As a dancer and choreographer I am very often asked to talk about my work, not only in professional contexts but also in everyday life situations: for example when I meet someone at a dinner or chatting to taxi drivers. The first challenge is to try to explain what is this obscure thing called ‘contemporary dance’… Then, when I talk about our latest production, Plan B for Utopia, I’ll end up saying something like ‘it’s a show about changing the world, it’s funny, you’d like it!’. And then people start looking really confused: that doesn’t add up! How can ‘dance’ talk about social and political issues? What does it have to say? And how can it be funny? Am I just taking the piss?
No, not at all. The creation of Plan B for Utopia came out of the need to bridge the gap between my practice as a choreographer, which can sometimes feel removed from everyday reality, and ‘big questions’ around my personal life: what difference can I make in the world and those around me? How do I live my life in the most ethical/responsible way? How do I know my dream is not someone else’s nightmare?
For me, and for everyone else I hope, these are important, urgent questions, so once we got into the studio, we used any available device to tackle them: dance, theatre, props, singing, storytelling… And guess what, the more clever I tried to be, the more bored I was. Again and again I kept being drawn to moments where the dancers where being playful, subversive, unafraid.
So what if that was an answer in itself? What if humour was connected to creativity and imagination? To a sense of playing where social categories and political ideas are not precious or fixed objects, but building blocks to play with, throw at each other, make castles in the air that fall apart and are built again? Hmm… We were onto something.

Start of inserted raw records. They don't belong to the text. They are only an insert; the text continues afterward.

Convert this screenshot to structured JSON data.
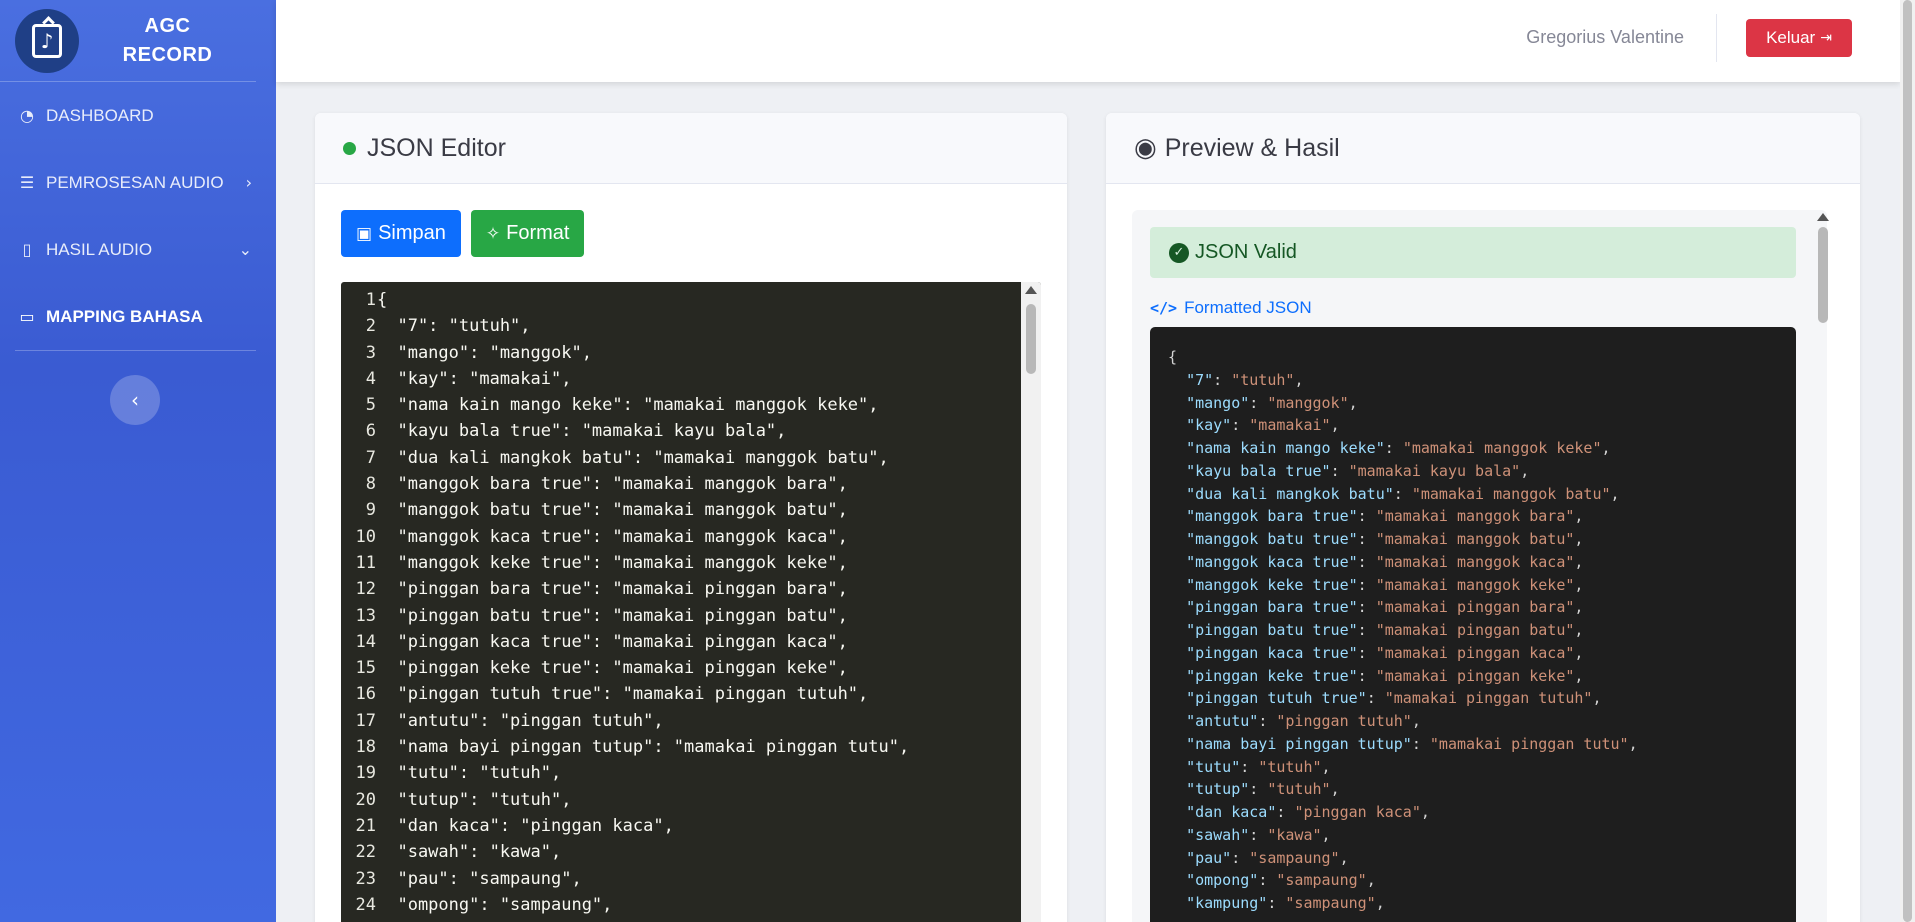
{
  "brand": {
    "line1": "AGC",
    "line2": "RECORD",
    "logo_icon": "music-file-icon"
  },
  "sidebar": {
    "items": [
      {
        "label": "DASHBOARD",
        "icon": "tachometer-icon"
      },
      {
        "label": "PEMROSESAN AUDIO",
        "icon": "music-list-icon",
        "chevron": "›"
      },
      {
        "label": "HASIL AUDIO",
        "icon": "audio-file-icon",
        "chevron": "⌄"
      },
      {
        "label": "MAPPING BAHASA",
        "icon": "folder-icon",
        "active": true
      }
    ],
    "toggle_icon": "‹"
  },
  "topbar": {
    "username": "Gregorius Valentine",
    "logout_label": "Keluar"
  },
  "editor_card": {
    "title": "JSON Editor",
    "save_label": "Simpan",
    "format_label": "Format",
    "lines": [
      "{",
      "  \"7\": \"tutuh\",",
      "  \"mango\": \"manggok\",",
      "  \"kay\": \"mamakai\",",
      "  \"nama kain mango keke\": \"mamakai manggok keke\",",
      "  \"kayu bala true\": \"mamakai kayu bala\",",
      "  \"dua kali mangkok batu\": \"mamakai manggok batu\",",
      "  \"manggok bara true\": \"mamakai manggok bara\",",
      "  \"manggok batu true\": \"mamakai manggok batu\",",
      "  \"manggok kaca true\": \"mamakai manggok kaca\",",
      "  \"manggok keke true\": \"mamakai manggok keke\",",
      "  \"pinggan bara true\": \"mamakai pinggan bara\",",
      "  \"pinggan batu true\": \"mamakai pinggan batu\",",
      "  \"pinggan kaca true\": \"mamakai pinggan kaca\",",
      "  \"pinggan keke true\": \"mamakai pinggan keke\",",
      "  \"pinggan tutuh true\": \"mamakai pinggan tutuh\",",
      "  \"antutu\": \"pinggan tutuh\",",
      "  \"nama bayi pinggan tutup\": \"mamakai pinggan tutu\",",
      "  \"tutu\": \"tutuh\",",
      "  \"tutup\": \"tutuh\",",
      "  \"dan kaca\": \"pinggan kaca\",",
      "  \"sawah\": \"kawa\",",
      "  \"pau\": \"sampaung\",",
      "  \"ompong\": \"sampaung\","
    ]
  },
  "preview_card": {
    "title": "Preview & Hasil",
    "valid_label": "JSON Valid",
    "formatted_label": "Formatted JSON",
    "pairs": [
      [
        "7",
        "tutuh"
      ],
      [
        "mango",
        "manggok"
      ],
      [
        "kay",
        "mamakai"
      ],
      [
        "nama kain mango keke",
        "mamakai manggok keke"
      ],
      [
        "kayu bala true",
        "mamakai kayu bala"
      ],
      [
        "dua kali mangkok batu",
        "mamakai manggok batu"
      ],
      [
        "manggok bara true",
        "mamakai manggok bara"
      ],
      [
        "manggok batu true",
        "mamakai manggok batu"
      ],
      [
        "manggok kaca true",
        "mamakai manggok kaca"
      ],
      [
        "manggok keke true",
        "mamakai manggok keke"
      ],
      [
        "pinggan bara true",
        "mamakai pinggan bara"
      ],
      [
        "pinggan batu true",
        "mamakai pinggan batu"
      ],
      [
        "pinggan kaca true",
        "mamakai pinggan kaca"
      ],
      [
        "pinggan keke true",
        "mamakai pinggan keke"
      ],
      [
        "pinggan tutuh true",
        "mamakai pinggan tutuh"
      ],
      [
        "antutu",
        "pinggan tutuh"
      ],
      [
        "nama bayi pinggan tutup",
        "mamakai pinggan tutu"
      ],
      [
        "tutu",
        "tutuh"
      ],
      [
        "tutup",
        "tutuh"
      ],
      [
        "dan kaca",
        "pinggan kaca"
      ],
      [
        "sawah",
        "kawa"
      ],
      [
        "pau",
        "sampaung"
      ],
      [
        "ompong",
        "sampaung"
      ],
      [
        "kampung",
        "sampaung"
      ]
    ]
  },
  "colors": {
    "sidebar": "#4169e1",
    "logout": "#dc3545",
    "save": "#0d6efd",
    "format": "#28a745",
    "editor_bg": "#272822",
    "valid_bg": "#d4edda"
  }
}
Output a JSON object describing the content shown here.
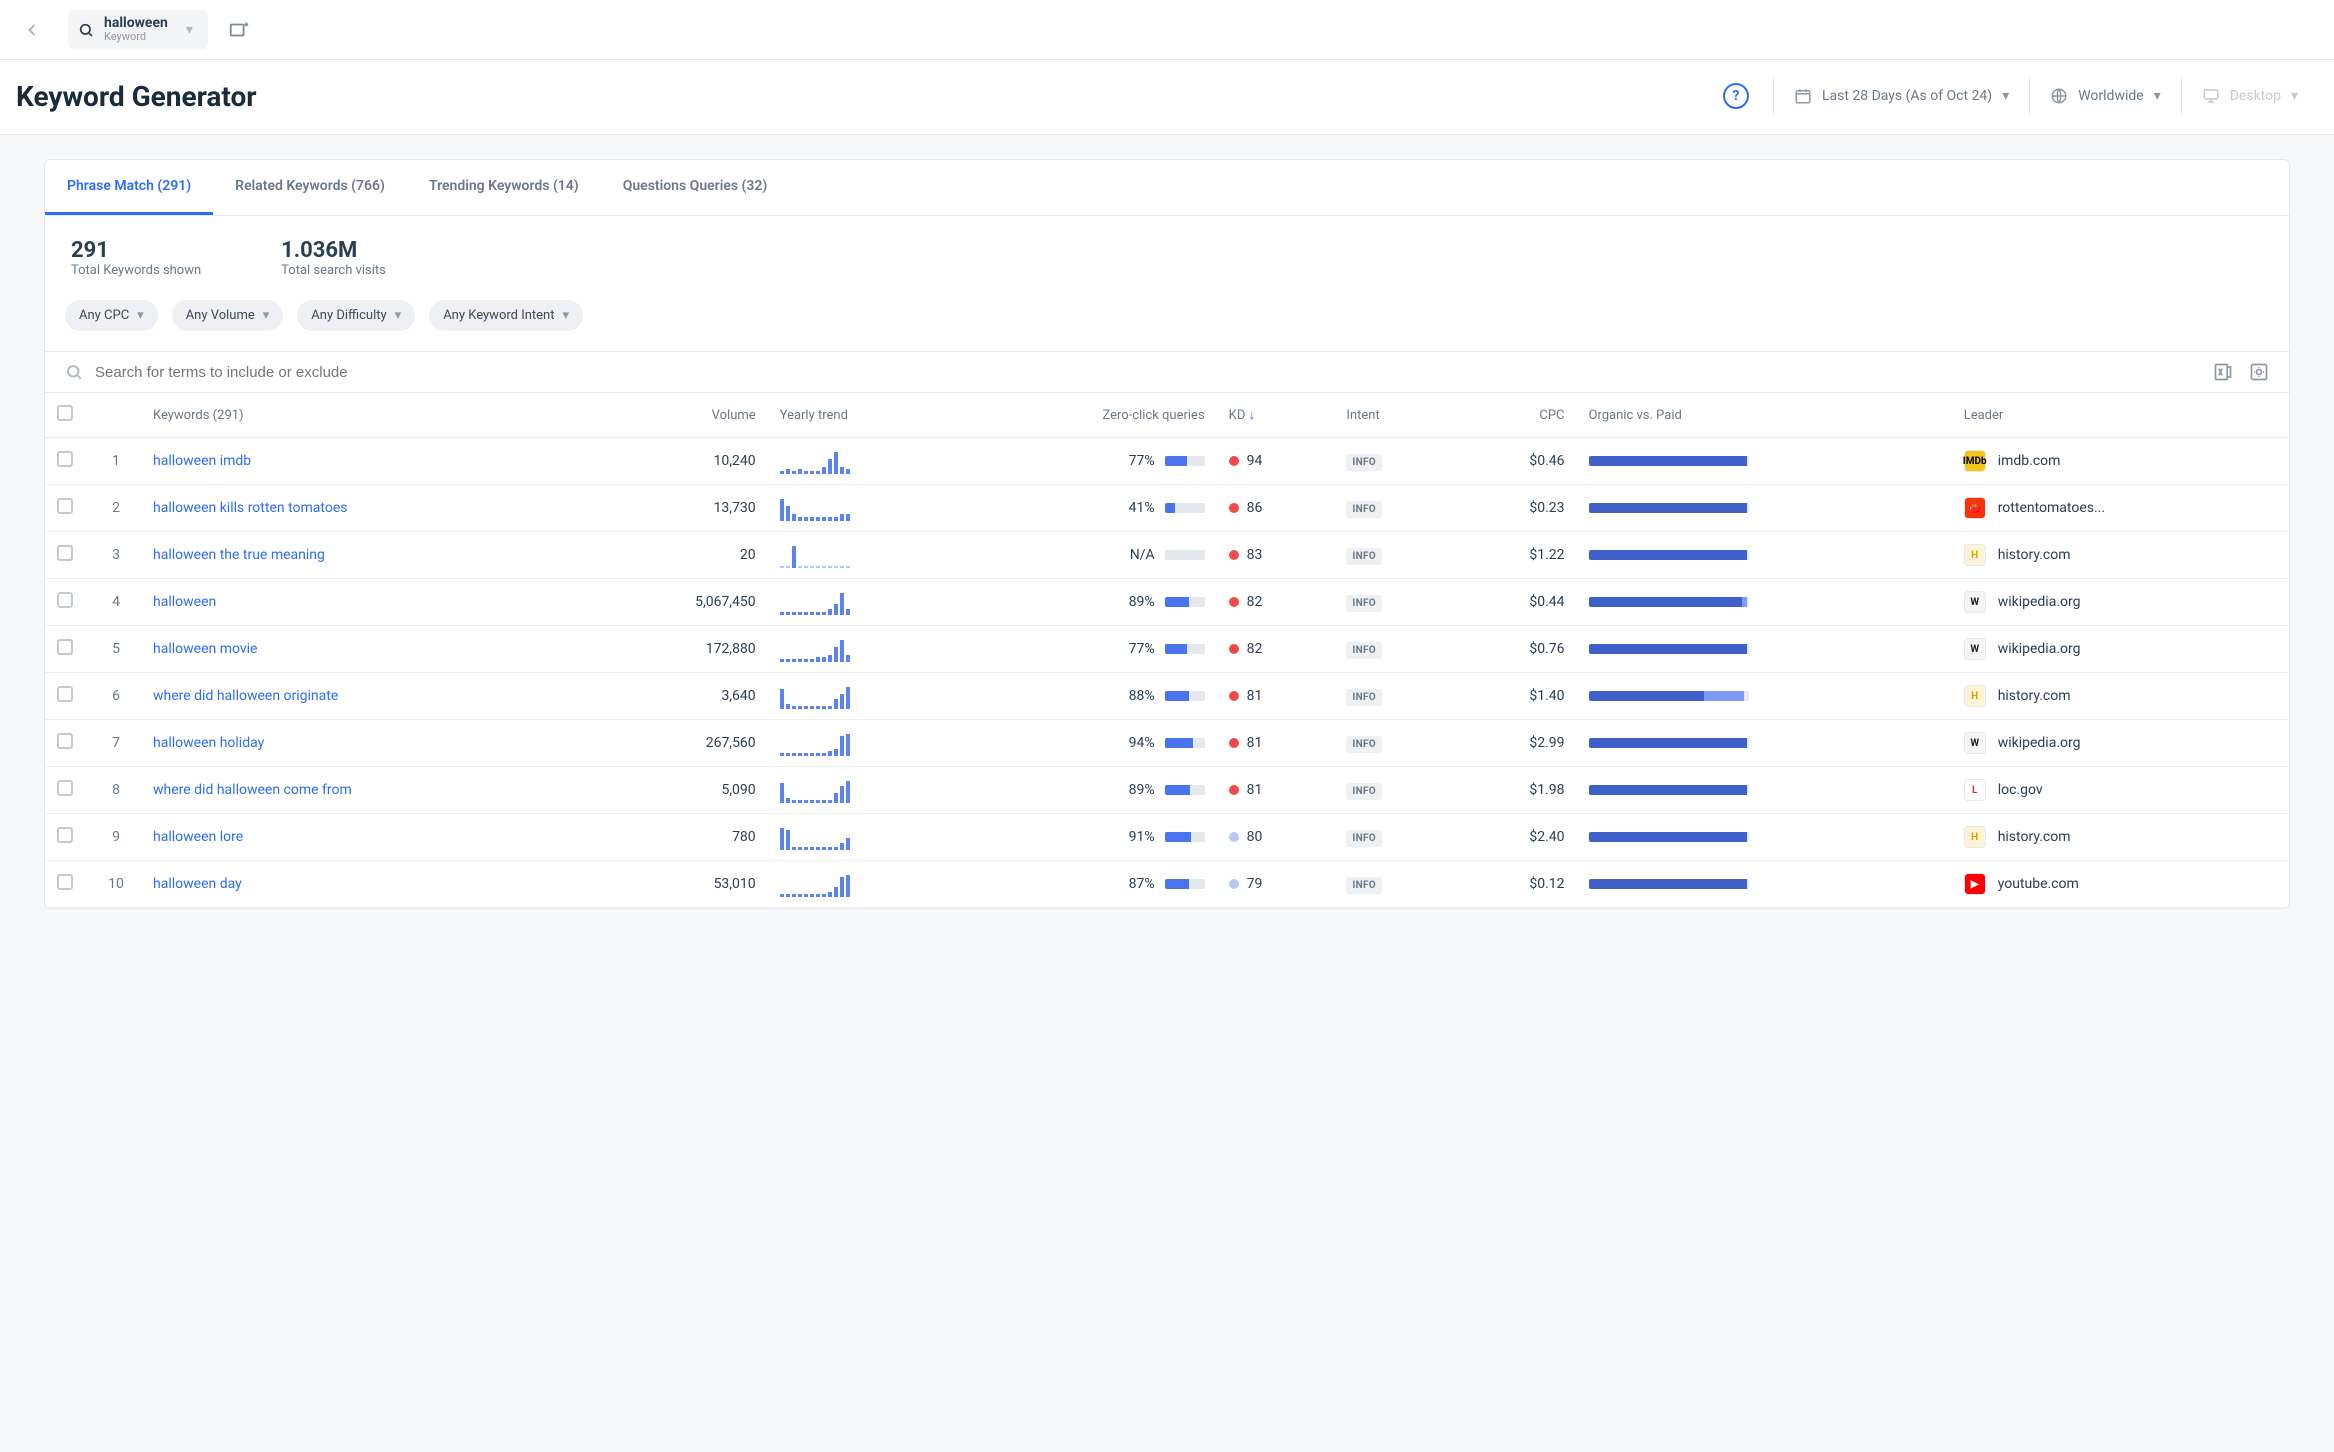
{
  "topbar": {
    "keyword": "halloween",
    "keyword_sub": "Keyword"
  },
  "header": {
    "title": "Keyword Generator",
    "date_range": "Last 28 Days (As of Oct 24)",
    "region": "Worldwide",
    "device": "Desktop"
  },
  "tabs": [
    {
      "label": "Phrase Match (291)",
      "active": true
    },
    {
      "label": "Related Keywords (766)",
      "active": false
    },
    {
      "label": "Trending Keywords (14)",
      "active": false
    },
    {
      "label": "Questions Queries (32)",
      "active": false
    }
  ],
  "stats": {
    "total_keywords_value": "291",
    "total_keywords_label": "Total Keywords shown",
    "total_visits_value": "1.036M",
    "total_visits_label": "Total search visits"
  },
  "filters": [
    "Any CPC",
    "Any Volume",
    "Any Difficulty",
    "Any Keyword Intent"
  ],
  "search_placeholder": "Search for terms to include or exclude",
  "columns": {
    "keywords": "Keywords (291)",
    "volume": "Volume",
    "trend": "Yearly trend",
    "zero": "Zero-click queries",
    "kd": "KD",
    "intent": "Intent",
    "cpc": "CPC",
    "org": "Organic vs. Paid",
    "leader": "Leader"
  },
  "rows": [
    {
      "idx": "1",
      "kw": "halloween imdb",
      "vol": "10,240",
      "trend": [
        1,
        2,
        1,
        2,
        1,
        1,
        1,
        3,
        6,
        9,
        3,
        2
      ],
      "zero": "77%",
      "zpct": 55,
      "kd": "94",
      "kdc": "red",
      "intent": "INFO",
      "cpc": "$0.46",
      "org": 99,
      "paid": 0,
      "leader": "imdb.com",
      "favbg": "#f5c518",
      "favfg": "#000",
      "favtxt": "IMDb"
    },
    {
      "idx": "2",
      "kw": "halloween kills rotten tomatoes",
      "vol": "13,730",
      "trend": [
        6,
        4,
        2,
        1,
        1,
        1,
        1,
        1,
        1,
        1,
        2,
        2
      ],
      "zero": "41%",
      "zpct": 25,
      "kd": "86",
      "kdc": "red",
      "intent": "INFO",
      "cpc": "$0.23",
      "org": 99,
      "paid": 0,
      "leader": "rottentomatoes...",
      "favbg": "#fa320a",
      "favfg": "#fff",
      "favtxt": "🍅"
    },
    {
      "idx": "3",
      "kw": "halloween the true meaning",
      "vol": "20",
      "trend": [
        0,
        0,
        9,
        0,
        0,
        0,
        0,
        0,
        0,
        0,
        0,
        0
      ],
      "zero": "N/A",
      "zpct": 0,
      "kd": "83",
      "kdc": "red",
      "intent": "INFO",
      "cpc": "$1.22",
      "org": 99,
      "paid": 0,
      "leader": "history.com",
      "favbg": "#fff3d6",
      "favfg": "#d8a400",
      "favtxt": "H"
    },
    {
      "idx": "4",
      "kw": "halloween",
      "vol": "5,067,450",
      "trend": [
        1,
        1,
        1,
        1,
        1,
        1,
        1,
        1,
        2,
        4,
        8,
        2
      ],
      "zero": "89%",
      "zpct": 62,
      "kd": "82",
      "kdc": "red",
      "intent": "INFO",
      "cpc": "$0.44",
      "org": 96,
      "paid": 3,
      "leader": "wikipedia.org",
      "favbg": "#f5f5f5",
      "favfg": "#222",
      "favtxt": "W"
    },
    {
      "idx": "5",
      "kw": "halloween movie",
      "vol": "172,880",
      "trend": [
        1,
        1,
        1,
        1,
        1,
        1,
        2,
        2,
        3,
        6,
        9,
        3
      ],
      "zero": "77%",
      "zpct": 55,
      "kd": "82",
      "kdc": "red",
      "intent": "INFO",
      "cpc": "$0.76",
      "org": 99,
      "paid": 0,
      "leader": "wikipedia.org",
      "favbg": "#f5f5f5",
      "favfg": "#222",
      "favtxt": "W"
    },
    {
      "idx": "6",
      "kw": "where did halloween originate",
      "vol": "3,640",
      "trend": [
        8,
        2,
        1,
        1,
        1,
        1,
        1,
        1,
        1,
        4,
        6,
        9
      ],
      "zero": "88%",
      "zpct": 62,
      "kd": "81",
      "kdc": "red",
      "intent": "INFO",
      "cpc": "$1.40",
      "org": 72,
      "paid": 25,
      "leader": "history.com",
      "favbg": "#fff3d6",
      "favfg": "#d8a400",
      "favtxt": "H"
    },
    {
      "idx": "7",
      "kw": "halloween holiday",
      "vol": "267,560",
      "trend": [
        1,
        1,
        1,
        1,
        1,
        1,
        1,
        1,
        2,
        3,
        8,
        9
      ],
      "zero": "94%",
      "zpct": 72,
      "kd": "81",
      "kdc": "red",
      "intent": "INFO",
      "cpc": "$2.99",
      "org": 99,
      "paid": 0,
      "leader": "wikipedia.org",
      "favbg": "#f5f5f5",
      "favfg": "#222",
      "favtxt": "W"
    },
    {
      "idx": "8",
      "kw": "where did halloween come from",
      "vol": "5,090",
      "trend": [
        8,
        2,
        1,
        1,
        1,
        1,
        1,
        1,
        1,
        4,
        7,
        9
      ],
      "zero": "89%",
      "zpct": 63,
      "kd": "81",
      "kdc": "red",
      "intent": "INFO",
      "cpc": "$1.98",
      "org": 99,
      "paid": 0,
      "leader": "loc.gov",
      "favbg": "#fff",
      "favfg": "#c33",
      "favtxt": "L"
    },
    {
      "idx": "9",
      "kw": "halloween lore",
      "vol": "780",
      "trend": [
        9,
        8,
        1,
        1,
        1,
        1,
        1,
        1,
        1,
        1,
        3,
        5
      ],
      "zero": "91%",
      "zpct": 65,
      "kd": "80",
      "kdc": "lite",
      "intent": "INFO",
      "cpc": "$2.40",
      "org": 99,
      "paid": 0,
      "leader": "history.com",
      "favbg": "#fff3d6",
      "favfg": "#d8a400",
      "favtxt": "H"
    },
    {
      "idx": "10",
      "kw": "halloween day",
      "vol": "53,010",
      "trend": [
        1,
        1,
        1,
        1,
        1,
        1,
        1,
        1,
        2,
        4,
        8,
        9
      ],
      "zero": "87%",
      "zpct": 62,
      "kd": "79",
      "kdc": "lite",
      "intent": "INFO",
      "cpc": "$0.12",
      "org": 99,
      "paid": 0,
      "leader": "youtube.com",
      "favbg": "#ff0000",
      "favfg": "#fff",
      "favtxt": "▶"
    }
  ]
}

Then of course came the realisation that I wasn’t the first one to work in that way. The UK has an amazing tradition of physical comedy fully charged with ideological content, think of the Monty Python, Fawlty Towers, Rowan Atkinson… Unsurprisingly, there are also many choreographers working today in the UK that use humour as an integral part of their artistic practice: Ben Duke, New Art Club, Lea Anderson, Seke Chimutengwende, Dog Kennel Hill Project or Liz Aggiss to name just a few.
All of those dance artists engage with humour in a highly distinctive way, illuminating the complexities and contradictions of the human condition, offering us a glimpse of other ways of seeing, thinking and experiencing the world. In this sense, I believe that humour has the capacity to transcend difference and bring us together in a shared experience. As John Cleese points out, the opposite of funny is not serious but solemn. Solemnity doesn’t get us anywhere, it’s static and just perpetuates the status quo. Humour is a dynamic process and can have a profound, transformative effect on people. With Plan B for Utopia we want to make an invitation to think creatively around some of the very serious and complex problems that we face today. And having fun with it is not only a side-effect of the show, it’s at the heart of our invitation.